Last (and possibly least) is the game’s multiplayer content, which consists of cooperative missions for up to four players. Featuring six maps and a choice of three enemy types to fight with three levels of difficulty, these missions consist of eleven waves of combat, with the occasional wave featuring a special objective awarding big experience bonuses if completed within a time limit.
All of the basic classes in the single-player game are represented here and players may select from a male or female human of a specific class to begin. As missions are completed, the multiplayer character earns experience and grows in ability the same way that Shepard does in the solo game, albeit in a diminished capacity more akin to a squadmate. Additionally, credits are earned which can be spent on upgrade packs from the in-game store. These packs confer some single-use power-ups and unlock characters of different races in specific classes. Some items are more scarce than others and more expensive packs guarantee rarer items. Players who don’t wish to earn their unlocks and power-ups the old fashioned way can purchase packs with real-world money instead of in-game credits, but there’s really very little reason to do so as credits come in a pretty fast rate.
Completing missions in the multiplayer affects a system called “Galaxy at War,” a separate map which breaks the galaxy into five zones, each with their own percentage of galactic readiness. As multiplayer rounds are completed, the zone in which the round took place receives an increase in readiness which is supposed to impact the single-player campaign. As readiness seems to have little effect on the outcome of the game, the whole thing seems like a pointless waste of time.

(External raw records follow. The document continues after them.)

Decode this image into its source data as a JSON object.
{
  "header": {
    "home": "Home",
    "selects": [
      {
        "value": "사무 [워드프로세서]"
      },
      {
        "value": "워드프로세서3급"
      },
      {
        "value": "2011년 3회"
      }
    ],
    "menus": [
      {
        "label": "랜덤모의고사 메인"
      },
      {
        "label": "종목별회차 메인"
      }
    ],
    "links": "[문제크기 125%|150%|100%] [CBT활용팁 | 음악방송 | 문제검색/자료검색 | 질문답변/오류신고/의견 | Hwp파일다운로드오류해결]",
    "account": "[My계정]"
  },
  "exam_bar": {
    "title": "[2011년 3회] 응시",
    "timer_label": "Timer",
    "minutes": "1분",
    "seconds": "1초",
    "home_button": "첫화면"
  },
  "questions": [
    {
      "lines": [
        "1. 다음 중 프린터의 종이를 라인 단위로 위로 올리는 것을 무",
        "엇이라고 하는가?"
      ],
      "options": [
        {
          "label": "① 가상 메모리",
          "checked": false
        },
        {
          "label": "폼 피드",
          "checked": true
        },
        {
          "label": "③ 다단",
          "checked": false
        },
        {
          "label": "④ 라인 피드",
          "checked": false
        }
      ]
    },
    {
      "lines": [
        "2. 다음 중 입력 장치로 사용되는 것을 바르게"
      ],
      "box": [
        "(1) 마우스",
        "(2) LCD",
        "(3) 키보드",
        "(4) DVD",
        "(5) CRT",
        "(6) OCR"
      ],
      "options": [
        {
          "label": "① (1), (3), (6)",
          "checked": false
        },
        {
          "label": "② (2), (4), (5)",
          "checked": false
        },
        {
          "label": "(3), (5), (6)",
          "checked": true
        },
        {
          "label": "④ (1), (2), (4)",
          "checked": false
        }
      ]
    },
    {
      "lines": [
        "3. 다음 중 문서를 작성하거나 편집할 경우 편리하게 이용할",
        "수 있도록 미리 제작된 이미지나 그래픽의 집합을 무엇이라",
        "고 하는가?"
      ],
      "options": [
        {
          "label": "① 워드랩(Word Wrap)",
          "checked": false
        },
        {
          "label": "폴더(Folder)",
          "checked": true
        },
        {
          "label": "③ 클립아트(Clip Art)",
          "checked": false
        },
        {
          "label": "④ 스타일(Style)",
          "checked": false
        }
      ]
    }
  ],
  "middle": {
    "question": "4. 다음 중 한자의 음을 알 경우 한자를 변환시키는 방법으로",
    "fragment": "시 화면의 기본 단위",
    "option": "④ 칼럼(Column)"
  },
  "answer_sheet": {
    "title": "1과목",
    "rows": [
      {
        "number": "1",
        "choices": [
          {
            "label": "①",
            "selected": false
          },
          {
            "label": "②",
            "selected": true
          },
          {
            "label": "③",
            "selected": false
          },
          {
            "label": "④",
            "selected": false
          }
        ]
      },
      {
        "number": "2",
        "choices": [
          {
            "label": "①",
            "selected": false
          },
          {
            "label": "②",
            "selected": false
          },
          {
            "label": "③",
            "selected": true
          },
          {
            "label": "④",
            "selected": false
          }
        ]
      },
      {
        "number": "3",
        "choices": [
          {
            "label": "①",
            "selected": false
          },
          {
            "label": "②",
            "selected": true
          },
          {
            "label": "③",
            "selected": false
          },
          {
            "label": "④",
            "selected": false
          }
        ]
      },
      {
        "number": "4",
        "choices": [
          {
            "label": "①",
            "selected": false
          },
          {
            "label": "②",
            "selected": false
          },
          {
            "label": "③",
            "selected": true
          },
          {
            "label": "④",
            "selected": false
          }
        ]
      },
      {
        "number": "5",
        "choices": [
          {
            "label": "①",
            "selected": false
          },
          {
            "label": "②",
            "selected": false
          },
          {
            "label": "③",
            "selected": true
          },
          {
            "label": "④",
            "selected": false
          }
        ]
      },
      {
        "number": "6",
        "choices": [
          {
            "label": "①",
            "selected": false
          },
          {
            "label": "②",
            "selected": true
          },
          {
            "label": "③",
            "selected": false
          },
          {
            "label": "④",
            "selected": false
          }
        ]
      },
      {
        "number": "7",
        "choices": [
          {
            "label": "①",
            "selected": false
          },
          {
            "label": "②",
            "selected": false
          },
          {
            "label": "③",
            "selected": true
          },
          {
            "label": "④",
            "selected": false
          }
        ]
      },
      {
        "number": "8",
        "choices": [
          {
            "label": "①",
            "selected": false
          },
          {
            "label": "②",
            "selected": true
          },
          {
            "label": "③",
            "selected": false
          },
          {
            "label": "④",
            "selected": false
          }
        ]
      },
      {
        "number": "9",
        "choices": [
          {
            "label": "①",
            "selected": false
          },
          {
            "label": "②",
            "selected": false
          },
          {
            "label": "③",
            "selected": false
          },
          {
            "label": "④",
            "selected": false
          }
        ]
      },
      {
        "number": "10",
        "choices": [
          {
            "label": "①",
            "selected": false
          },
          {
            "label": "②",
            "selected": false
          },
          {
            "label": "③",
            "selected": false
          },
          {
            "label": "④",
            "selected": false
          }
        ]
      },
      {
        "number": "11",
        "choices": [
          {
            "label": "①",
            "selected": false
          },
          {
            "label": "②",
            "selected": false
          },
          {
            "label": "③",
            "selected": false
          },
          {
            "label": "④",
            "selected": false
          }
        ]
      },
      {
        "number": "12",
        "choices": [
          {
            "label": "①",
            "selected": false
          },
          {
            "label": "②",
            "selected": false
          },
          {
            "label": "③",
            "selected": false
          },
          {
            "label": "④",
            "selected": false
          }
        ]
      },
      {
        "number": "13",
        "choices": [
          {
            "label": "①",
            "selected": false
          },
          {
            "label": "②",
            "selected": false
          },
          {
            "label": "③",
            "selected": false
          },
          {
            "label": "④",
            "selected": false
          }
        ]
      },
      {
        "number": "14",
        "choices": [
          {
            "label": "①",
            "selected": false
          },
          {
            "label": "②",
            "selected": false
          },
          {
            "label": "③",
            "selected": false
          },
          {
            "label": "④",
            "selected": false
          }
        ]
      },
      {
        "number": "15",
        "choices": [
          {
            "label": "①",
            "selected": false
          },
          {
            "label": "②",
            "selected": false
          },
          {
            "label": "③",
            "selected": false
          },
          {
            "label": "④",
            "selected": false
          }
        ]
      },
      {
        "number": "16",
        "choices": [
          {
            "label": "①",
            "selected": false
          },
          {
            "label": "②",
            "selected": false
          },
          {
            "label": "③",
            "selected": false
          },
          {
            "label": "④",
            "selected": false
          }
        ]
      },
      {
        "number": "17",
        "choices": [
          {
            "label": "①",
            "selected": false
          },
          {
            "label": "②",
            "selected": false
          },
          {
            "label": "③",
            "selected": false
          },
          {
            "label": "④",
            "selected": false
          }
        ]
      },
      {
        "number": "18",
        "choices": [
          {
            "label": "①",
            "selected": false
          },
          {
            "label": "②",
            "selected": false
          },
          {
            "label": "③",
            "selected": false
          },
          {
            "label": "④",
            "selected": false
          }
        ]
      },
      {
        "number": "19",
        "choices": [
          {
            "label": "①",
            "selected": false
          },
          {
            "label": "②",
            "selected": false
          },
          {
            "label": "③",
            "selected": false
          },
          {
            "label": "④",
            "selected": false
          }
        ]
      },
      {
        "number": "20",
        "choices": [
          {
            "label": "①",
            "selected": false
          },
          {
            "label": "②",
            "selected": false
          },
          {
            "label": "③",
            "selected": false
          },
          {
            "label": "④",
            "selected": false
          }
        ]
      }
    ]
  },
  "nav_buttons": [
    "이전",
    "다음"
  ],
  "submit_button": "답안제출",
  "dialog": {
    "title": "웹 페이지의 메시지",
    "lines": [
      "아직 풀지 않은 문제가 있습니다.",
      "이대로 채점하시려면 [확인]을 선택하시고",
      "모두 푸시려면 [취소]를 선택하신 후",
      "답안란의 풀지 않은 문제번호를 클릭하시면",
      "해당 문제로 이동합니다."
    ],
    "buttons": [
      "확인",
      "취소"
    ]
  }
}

The multiplayer game is fun, if a little short on variety. Six maps is a decent amount to start with, but all the missions play out more or less the same way, making the long-term prospects of the mode questionable unless new content is released in a timely manner. As there’s nothing which can not be accomplished in single-player without the multiplayer, not much would be missed by skipping the mode entirely but it’s worth giving it a few rounds at the very least, even if only to experiment with some of the other classes.
When all is said and done, Mass Effect 3 is the conclusion of Shepard’s career and as fine a conclusion as they deserve. The story is more fast-paced than anything BioWare has done before and still feels like it’s affording the player as much time as they need to explore and discover. While some niggling issues do persist in terms of controls, the storyline is supremely satisfying right up to its climax, which contains one of the most interesting moral dilemmas found in videogames (from a standpoint of long-term implications).
Well done, BioWare. Mission accomplished.